Little data are available on effectiveness of repellents to deter vole damage. There are a variety of commercial repellents labeled for protecting tree seedlings, shrubs, ornamental plantings, nursery stock, and fruit trees from voles. Check with nursery supply stores

Capsaicin (Hot Sauce Animal Repellent, Miller Chemical and Fertilizer Corp.) is labeled to protect various woody plantings from voles. The following home made repellent has also proven to be quite effective in keeping most animals away from given areas and plants. It must be reapplied after three to five days.
Hot Pepper Repellent Recipe
• One chopped yellow onion
• One chopped jalapeno pepper
• One tablespoon cayenne pepper

Boil ingredients for 20 minutes in two quarts of water. Let the solution cool and then strain through cheesecloth. You can apply this with a tank-type sprayer or a spray bottle.

Another home made repellent that has been shown to be effective in reducing deer and elk browsing and may reduce vole damage.
20% Chicken Egg Repellent
A spray of 20% whole eggs and 80% water is effective, but to keep the sprayer from clogging, remove the chalaza or white membrane attached to the yolk before mixing the eggs. The egg mixture is weather resistant but must be reapplied in about 30 days.

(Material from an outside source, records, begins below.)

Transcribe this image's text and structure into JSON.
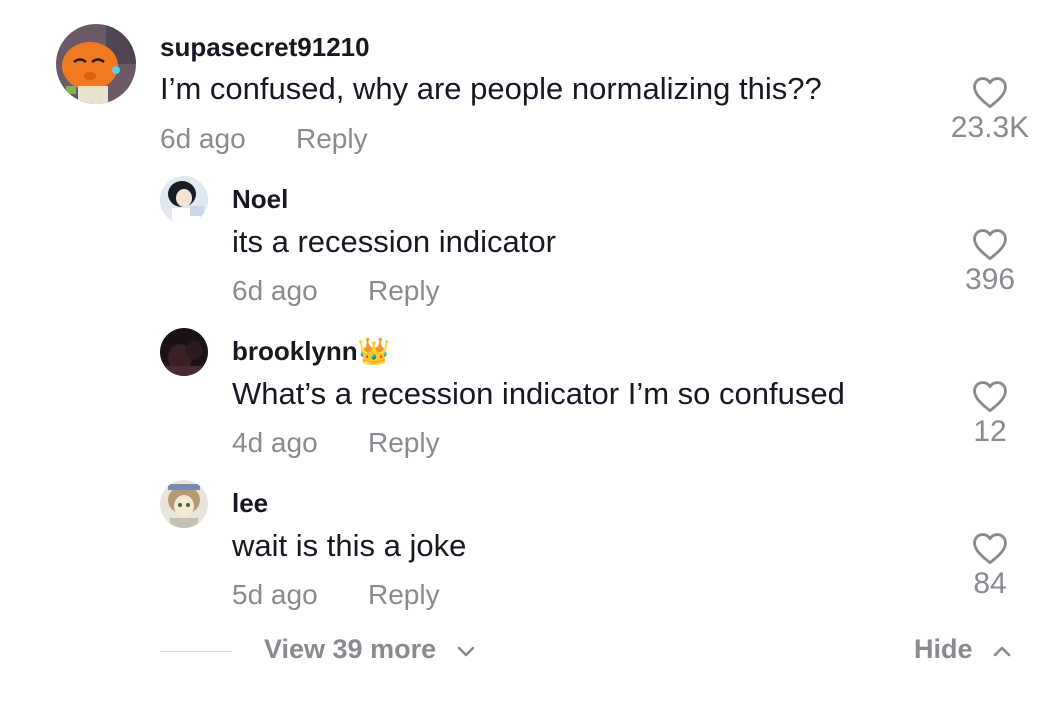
{
  "comments": [
    {
      "username": "supasecret91210",
      "text": "I’m confused, why are people normalizing this??",
      "time": "6d ago",
      "reply_label": "Reply",
      "likes": "23.3K",
      "avatar": "cartoon-orange-cat-avatar"
    },
    {
      "username": "Noel",
      "text": "its a recession indicator",
      "time": "6d ago",
      "reply_label": "Reply",
      "likes": "396",
      "avatar": "anime-girl-avatar"
    },
    {
      "username": "brooklynn👑",
      "text": "What’s a recession indicator I’m so confused",
      "time": "4d ago",
      "reply_label": "Reply",
      "likes": "12",
      "avatar": "dark-photo-avatar"
    },
    {
      "username": "lee",
      "text": "wait is this a joke",
      "time": "5d ago",
      "reply_label": "Reply",
      "likes": "84",
      "avatar": "anime-character-avatar"
    }
  ],
  "footer": {
    "view_more_label": "View 39 more",
    "hide_label": "Hide"
  },
  "icons": {
    "like": "heart-outline-icon",
    "expand": "chevron-down-icon",
    "collapse": "chevron-up-icon"
  },
  "colors": {
    "text_primary": "#161823",
    "text_secondary": "#8a8b91"
  }
}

Use mouse snap traps to remove small populations of voles from lawns. Place traps perpendicular to runways with the trigger mechanism in the runway and bait the trap with small amounts of peanut butter or a mixture of peanut butter and rolled oats. Set traps in the fall before most damage occurs.

Toxic Baits

Rodenticides are a short-term solution to damage by voles. Habitat management usually is more successful than rodenticides for eliminating damage, particularly in orchards. Two percent zinc phosphide is the only legal grain bait in Colorado. It is a restricted use pesticide, so only certified applicators can use this material.

Another toxic bait, Kaput©, has been labeled for vole control in placement packets. In this product, the active ingredient, Warfarin, is metabolized in about 42 hours according to the manufacturer, meaning the vole may not even be dead yet before the chemical is out of its system. This means a very small chance of secondary poisoning of non-target species that might eat voles killed by this product. This product is not a restricted use pesticide.

Always use products labeled for use on voles and follow label directions.

If you have other questions regarding vole management, contact your county’s Colorado State University Extension Office.

Article modified from information in “Managing voles in Colorado”, W.F. Andelt and S. Ahmed, Colorado State University Extension, Fort Collins, CO. Fact Sheet No. 6.507